## PROBLEM DESCRIPTION
Please return the full listing. Every line must match exactly.

## INPUT RECORDS

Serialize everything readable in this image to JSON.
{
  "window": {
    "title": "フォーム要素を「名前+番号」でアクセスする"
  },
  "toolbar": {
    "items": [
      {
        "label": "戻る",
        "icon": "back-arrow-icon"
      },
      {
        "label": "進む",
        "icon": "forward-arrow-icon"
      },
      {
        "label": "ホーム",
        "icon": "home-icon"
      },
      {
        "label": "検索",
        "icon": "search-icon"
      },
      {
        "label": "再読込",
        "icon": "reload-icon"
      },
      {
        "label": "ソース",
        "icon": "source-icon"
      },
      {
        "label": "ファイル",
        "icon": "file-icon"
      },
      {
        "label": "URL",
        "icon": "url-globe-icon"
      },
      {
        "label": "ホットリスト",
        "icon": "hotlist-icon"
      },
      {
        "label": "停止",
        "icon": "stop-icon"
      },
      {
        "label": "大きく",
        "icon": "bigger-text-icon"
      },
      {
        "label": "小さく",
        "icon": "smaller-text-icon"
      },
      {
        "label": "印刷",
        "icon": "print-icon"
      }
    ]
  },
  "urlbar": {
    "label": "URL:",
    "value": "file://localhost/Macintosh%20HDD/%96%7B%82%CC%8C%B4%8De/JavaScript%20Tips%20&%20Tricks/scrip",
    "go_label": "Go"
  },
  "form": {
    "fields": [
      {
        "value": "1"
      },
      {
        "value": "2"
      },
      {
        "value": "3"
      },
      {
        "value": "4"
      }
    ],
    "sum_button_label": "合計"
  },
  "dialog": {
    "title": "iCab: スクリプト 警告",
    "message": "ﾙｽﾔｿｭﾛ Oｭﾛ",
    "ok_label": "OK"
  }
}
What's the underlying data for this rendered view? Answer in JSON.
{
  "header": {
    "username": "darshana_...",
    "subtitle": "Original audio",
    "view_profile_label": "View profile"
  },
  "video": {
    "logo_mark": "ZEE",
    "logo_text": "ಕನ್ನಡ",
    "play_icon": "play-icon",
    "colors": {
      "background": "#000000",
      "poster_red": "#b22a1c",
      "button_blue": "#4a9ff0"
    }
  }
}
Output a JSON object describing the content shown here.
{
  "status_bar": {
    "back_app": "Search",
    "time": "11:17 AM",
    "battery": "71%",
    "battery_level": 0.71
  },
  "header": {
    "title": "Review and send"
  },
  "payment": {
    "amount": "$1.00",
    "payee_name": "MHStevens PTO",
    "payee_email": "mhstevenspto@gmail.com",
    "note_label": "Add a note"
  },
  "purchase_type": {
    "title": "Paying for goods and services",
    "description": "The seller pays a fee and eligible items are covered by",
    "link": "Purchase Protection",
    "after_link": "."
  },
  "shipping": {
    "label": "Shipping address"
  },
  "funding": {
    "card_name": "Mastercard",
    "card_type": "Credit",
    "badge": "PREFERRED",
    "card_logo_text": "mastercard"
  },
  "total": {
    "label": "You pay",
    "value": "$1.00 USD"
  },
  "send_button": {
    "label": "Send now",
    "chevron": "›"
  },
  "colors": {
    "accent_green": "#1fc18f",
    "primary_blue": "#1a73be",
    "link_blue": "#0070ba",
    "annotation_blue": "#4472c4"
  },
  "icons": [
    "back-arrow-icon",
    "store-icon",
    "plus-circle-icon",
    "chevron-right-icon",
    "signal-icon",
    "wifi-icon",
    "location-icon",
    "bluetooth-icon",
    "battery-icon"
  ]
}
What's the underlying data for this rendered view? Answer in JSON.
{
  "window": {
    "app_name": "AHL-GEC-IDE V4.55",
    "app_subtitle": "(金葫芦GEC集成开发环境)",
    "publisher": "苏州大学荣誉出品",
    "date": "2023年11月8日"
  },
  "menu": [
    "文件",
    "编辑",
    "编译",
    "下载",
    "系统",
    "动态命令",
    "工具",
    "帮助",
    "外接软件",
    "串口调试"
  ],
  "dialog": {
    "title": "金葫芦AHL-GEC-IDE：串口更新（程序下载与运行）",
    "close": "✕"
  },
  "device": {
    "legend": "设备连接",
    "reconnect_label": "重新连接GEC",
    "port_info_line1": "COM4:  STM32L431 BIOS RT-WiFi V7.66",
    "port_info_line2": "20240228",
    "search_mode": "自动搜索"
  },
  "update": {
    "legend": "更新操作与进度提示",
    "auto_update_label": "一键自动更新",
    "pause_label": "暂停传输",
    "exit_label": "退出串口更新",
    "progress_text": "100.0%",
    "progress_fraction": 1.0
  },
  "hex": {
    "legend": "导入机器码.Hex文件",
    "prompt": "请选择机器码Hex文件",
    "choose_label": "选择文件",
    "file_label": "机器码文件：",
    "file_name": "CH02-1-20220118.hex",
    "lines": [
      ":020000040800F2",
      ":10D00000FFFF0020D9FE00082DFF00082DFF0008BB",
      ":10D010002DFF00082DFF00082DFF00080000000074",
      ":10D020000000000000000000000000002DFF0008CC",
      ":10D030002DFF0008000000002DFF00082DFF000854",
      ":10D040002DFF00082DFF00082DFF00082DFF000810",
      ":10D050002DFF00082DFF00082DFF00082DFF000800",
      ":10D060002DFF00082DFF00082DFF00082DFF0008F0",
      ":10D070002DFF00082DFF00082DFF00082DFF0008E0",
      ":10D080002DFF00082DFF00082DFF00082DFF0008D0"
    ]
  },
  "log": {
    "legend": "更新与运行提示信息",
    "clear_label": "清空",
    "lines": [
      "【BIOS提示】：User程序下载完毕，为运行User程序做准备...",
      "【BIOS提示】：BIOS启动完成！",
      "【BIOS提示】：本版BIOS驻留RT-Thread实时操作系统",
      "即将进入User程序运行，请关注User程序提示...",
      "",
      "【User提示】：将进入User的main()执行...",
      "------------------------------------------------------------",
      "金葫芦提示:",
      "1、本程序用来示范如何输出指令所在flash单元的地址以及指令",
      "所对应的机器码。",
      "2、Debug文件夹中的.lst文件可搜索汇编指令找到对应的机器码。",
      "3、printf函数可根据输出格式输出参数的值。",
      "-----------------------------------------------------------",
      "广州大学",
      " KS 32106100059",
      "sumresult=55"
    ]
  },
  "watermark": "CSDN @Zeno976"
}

## WRITTEN ANSWER
Serialize everything readable in this image to JSON.
{
  "window": {
    "title": "フォーム要素を「名前+番号」でアクセスする"
  },
  "toolbar": {
    "items": [
      {
        "label": "戻る",
        "icon": "back-arrow-icon"
      },
      {
        "label": "進む",
        "icon": "forward-arrow-icon"
      },
      {
        "label": "ホーム",
        "icon": "home-icon"
      },
      {
        "label": "検索",
        "icon": "search-icon"
      },
      {
        "label": "再読込",
        "icon": "reload-icon"
      },
      {
        "label": "ソース",
        "icon": "source-icon"
      },
      {
        "label": "ファイル",
        "icon": "file-icon"
      },
      {
        "label": "URL",
        "icon": "url-globe-icon"
      },
      {
        "label": "ホットリスト",
        "icon": "hotlist-icon"
      },
      {
        "label": "停止",
        "icon": "stop-icon"
      },
      {
        "label": "大きく",
        "icon": "bigger-text-icon"
      },
      {
        "label": "小さく",
        "icon": "smaller-text-icon"
      },
      {
        "label": "印刷",
        "icon": "print-icon"
      }
    ]
  },
  "urlbar": {
    "label": "URL:",
    "value": "file://localhost/Macintosh%20HDD/%96%7B%82%CC%8C%B4%8De/JavaScript%20Tips%20&%20Tricks/scrip",
    "go_label": "Go"
  },
  "form": {
    "fields": [
      {
        "value": "1"
      },
      {
        "value": "2"
      },
      {
        "value": "3"
      },
      {
        "value": "4"
      }
    ],
    "sum_button_label": "合計"
  },
  "dialog": {
    "title": "iCab: スクリプト 警告",
    "message": "ﾙｽﾔｿｭﾛ Oｭﾛ",
    "ok_label": "OK"
  }
}
What's the underlying data for this rendered view? Answer in JSON.
{
  "header": {
    "username": "darshana_...",
    "subtitle": "Original audio",
    "view_profile_label": "View profile"
  },
  "video": {
    "logo_mark": "ZEE",
    "logo_text": "ಕನ್ನಡ",
    "play_icon": "play-icon",
    "colors": {
      "background": "#000000",
      "poster_red": "#b22a1c",
      "button_blue": "#4a9ff0"
    }
  }
}
Output a JSON object describing the content shown here.
{
  "status_bar": {
    "back_app": "Search",
    "time": "11:17 AM",
    "battery": "71%",
    "battery_level": 0.71
  },
  "header": {
    "title": "Review and send"
  },
  "payment": {
    "amount": "$1.00",
    "payee_name": "MHStevens PTO",
    "payee_email": "mhstevenspto@gmail.com",
    "note_label": "Add a note"
  },
  "purchase_type": {
    "title": "Paying for goods and services",
    "description": "The seller pays a fee and eligible items are covered by",
    "link": "Purchase Protection",
    "after_link": "."
  },
  "shipping": {
    "label": "Shipping address"
  },
  "funding": {
    "card_name": "Mastercard",
    "card_type": "Credit",
    "badge": "PREFERRED",
    "card_logo_text": "mastercard"
  },
  "total": {
    "label": "You pay",
    "value": "$1.00 USD"
  },
  "send_button": {
    "label": "Send now",
    "chevron": "›"
  },
  "colors": {
    "accent_green": "#1fc18f",
    "primary_blue": "#1a73be",
    "link_blue": "#0070ba",
    "annotation_blue": "#4472c4"
  },
  "icons": [
    "back-arrow-icon",
    "store-icon",
    "plus-circle-icon",
    "chevron-right-icon",
    "signal-icon",
    "wifi-icon",
    "location-icon",
    "bluetooth-icon",
    "battery-icon"
  ]
}
What's the underlying data for this rendered view? Answer in JSON.
{
  "window": {
    "app_name": "AHL-GEC-IDE V4.55",
    "app_subtitle": "(金葫芦GEC集成开发环境)",
    "publisher": "苏州大学荣誉出品",
    "date": "2023年11月8日"
  },
  "menu": [
    "文件",
    "编辑",
    "编译",
    "下载",
    "系统",
    "动态命令",
    "工具",
    "帮助",
    "外接软件",
    "串口调试"
  ],
  "dialog": {
    "title": "金葫芦AHL-GEC-IDE：串口更新（程序下载与运行）",
    "close": "✕"
  },
  "device": {
    "legend": "设备连接",
    "reconnect_label": "重新连接GEC",
    "port_info_line1": "COM4:  STM32L431 BIOS RT-WiFi V7.66",
    "port_info_line2": "20240228",
    "search_mode": "自动搜索"
  },
  "update": {
    "legend": "更新操作与进度提示",
    "auto_update_label": "一键自动更新",
    "pause_label": "暂停传输",
    "exit_label": "退出串口更新",
    "progress_text": "100.0%",
    "progress_fraction": 1.0
  },
  "hex": {
    "legend": "导入机器码.Hex文件",
    "prompt": "请选择机器码Hex文件",
    "choose_label": "选择文件",
    "file_label": "机器码文件：",
    "file_name": "CH02-1-20220118.hex",
    "lines": [
      ":020000040800F2",
      ":10D00000FFFF0020D9FE00082DFF00082DFF0008BB",
      ":10D010002DFF00082DFF00082DFF00080000000074",
      ":10D020000000000000000000000000002DFF0008CC",
      ":10D030002DFF0008000000002DFF00082DFF000854",
      ":10D040002DFF00082DFF00082DFF00082DFF000810",
      ":10D050002DFF00082DFF00082DFF00082DFF000800",
      ":10D060002DFF00082DFF00082DFF00082DFF0008F0",
      ":10D070002DFF00082DFF00082DFF00082DFF0008E0",
      ":10D080002DFF00082DFF00082DFF00082DFF0008D0"
    ]
  },
  "log": {
    "legend": "更新与运行提示信息",
    "clear_label": "清空",
    "lines": [
      "【BIOS提示】：User程序下载完毕，为运行User程序做准备...",
      "【BIOS提示】：BIOS启动完成！",
      "【BIOS提示】：本版BIOS驻留RT-Thread实时操作系统",
      "即将进入User程序运行，请关注User程序提示...",
      "",
      "【User提示】：将进入User的main()执行...",
      "------------------------------------------------------------",
      "金葫芦提示:",
      "1、本程序用来示范如何输出指令所在flash单元的地址以及指令",
      "所对应的机器码。",
      "2、Debug文件夹中的.lst文件可搜索汇编指令找到对应的机器码。",
      "3、printf函数可根据输出格式输出参数的值。",
      "-----------------------------------------------------------",
      "广州大学",
      " KS 32106100059",
      "sumresult=55"
    ]
  },
  "watermark": "CSDN @Zeno976"
}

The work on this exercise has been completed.